Cohen has denied being reimbursed by the Trump Organization or the Trump campaign, but that doesn't mean he didn't expect to be reimbursed. Think of it this way: If you're rich enough to write a $130,000 check out of the kindness of your heart to save a friend from embarrassment, you probably don't need to dip into your home equity to do it.
Because that relief from embarrassment came days before the election, the payment could reasonably be seen as a campaign donation – an illegal one, far exceeding the amount Cohen was allowed to give. That appears to be one potential crime federal prosecutors are investigating – which is likely why Cohen announced Wednesday that in a civil suit brought by Daniels, who is seeking to void the hush-money agreement, he intends to answer questions by invoking his Fifth Amendment right against self-incrimination.
Did he mention that to his boss? "The mob takes the Fifth," Trump thundered at one of his campaign rallies. "If you're innocent, why are you taking the Fifth Amendment?"
But Trump himself took the Fifth some 97 times in a 1990 divorce deposition, so maybe Cohen is simply following his hero's example.
The federal investigation seems to involve other matters as well, and Trump tried Thursday to establish some distance. Make that a lot of distance. "This doesn't have to do with me," he said. "Michael is a businessman. He's got a business. He also practices law. I would say, probably, the big thing is his business. I have nothing to do with his business."
One simple question for Cohen: Does that sound like a man who has your back?
Trump is loyal to his friends and acolytes only in the sense that he never seems to definitively cut anyone out of his life. I'm sure he would always return Cohen's phone calls, even if they were made from federal prison. Beyond that, Cohen appears to be on his own.

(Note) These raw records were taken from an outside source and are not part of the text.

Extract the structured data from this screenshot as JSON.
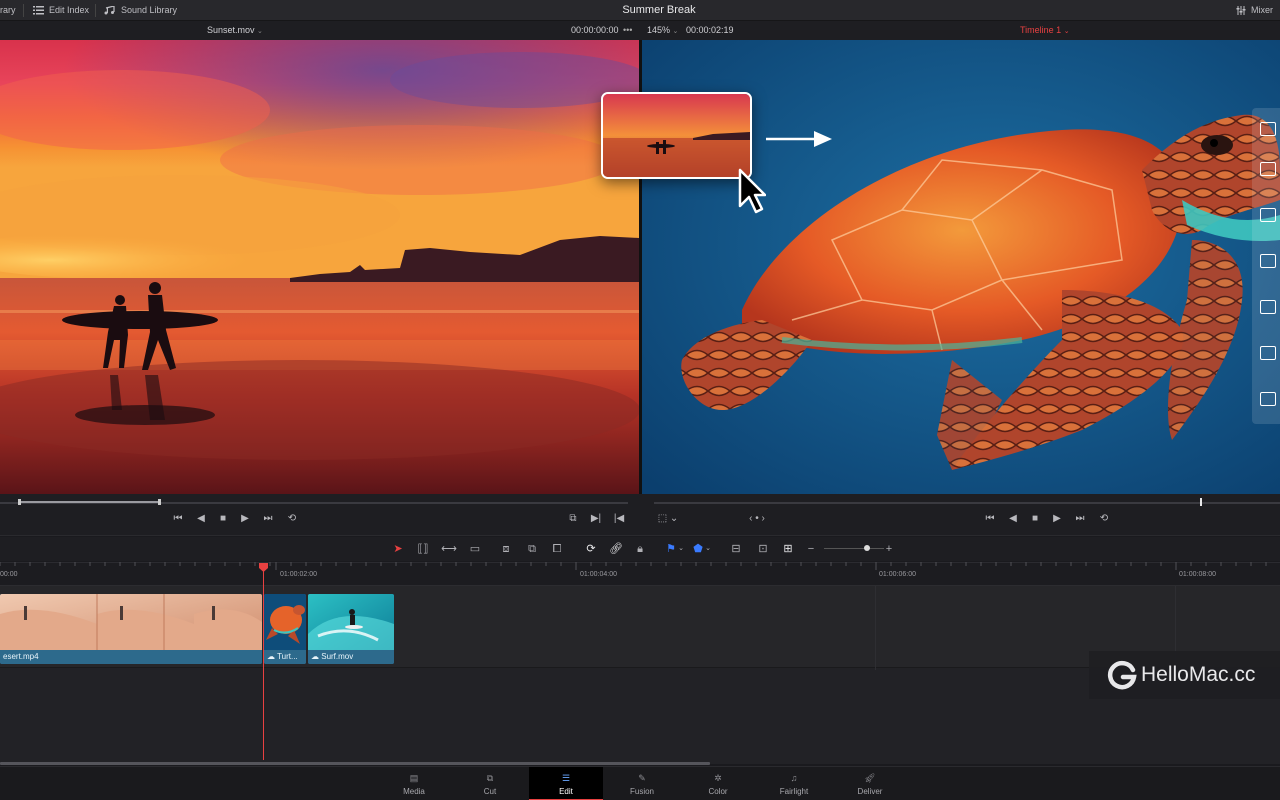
{
  "topbar": {
    "left_partial": "rary",
    "edit_index": "Edit Index",
    "sound_library": "Sound Library",
    "app_title": "Summer Break",
    "mixer": "Mixer"
  },
  "viewer_header": {
    "source_clip": "Sunset.mov",
    "source_timecode": "00:00:00:00",
    "zoom": "145%",
    "timeline_timecode": "00:00:02:19",
    "timeline_name": "Timeline 1"
  },
  "ruler": {
    "timecodes": [
      "00:00",
      "01:00:02:00",
      "01:00:04:00",
      "01:00:06:00",
      "01:00:08:00"
    ]
  },
  "clips": [
    {
      "label": "esert.mp4"
    },
    {
      "label": "Turt..."
    },
    {
      "label": "Surf.mov"
    }
  ],
  "page_tabs": [
    {
      "label": "Media",
      "icon": "media-icon"
    },
    {
      "label": "Cut",
      "icon": "cut-icon"
    },
    {
      "label": "Edit",
      "icon": "edit-icon"
    },
    {
      "label": "Fusion",
      "icon": "fusion-icon"
    },
    {
      "label": "Color",
      "icon": "color-icon"
    },
    {
      "label": "Fairlight",
      "icon": "fairlight-icon"
    },
    {
      "label": "Deliver",
      "icon": "deliver-icon"
    }
  ],
  "active_tab": "Edit",
  "watermark": "HelloMac.cc",
  "colors": {
    "accent_red": "#e84141",
    "clip_blue": "#2d6a8c",
    "background": "#1a1a1e"
  }
}
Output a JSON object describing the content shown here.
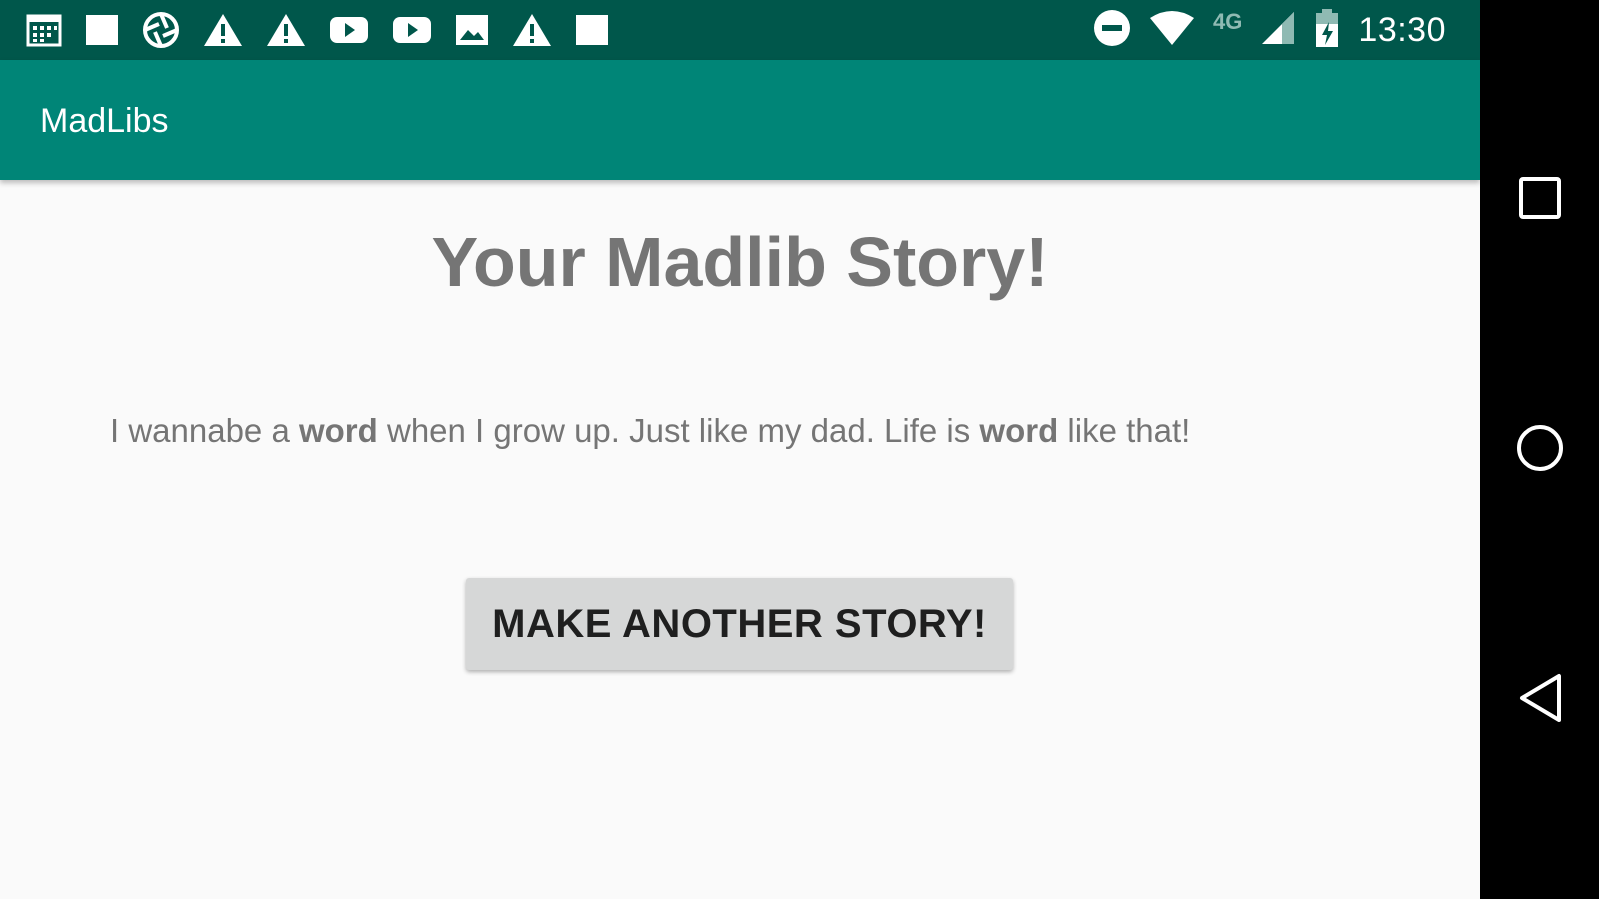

If I were Cohen, I'd make a deal with the feds and sing. The problem with jumping out of windows isn't the falling. It's the landing.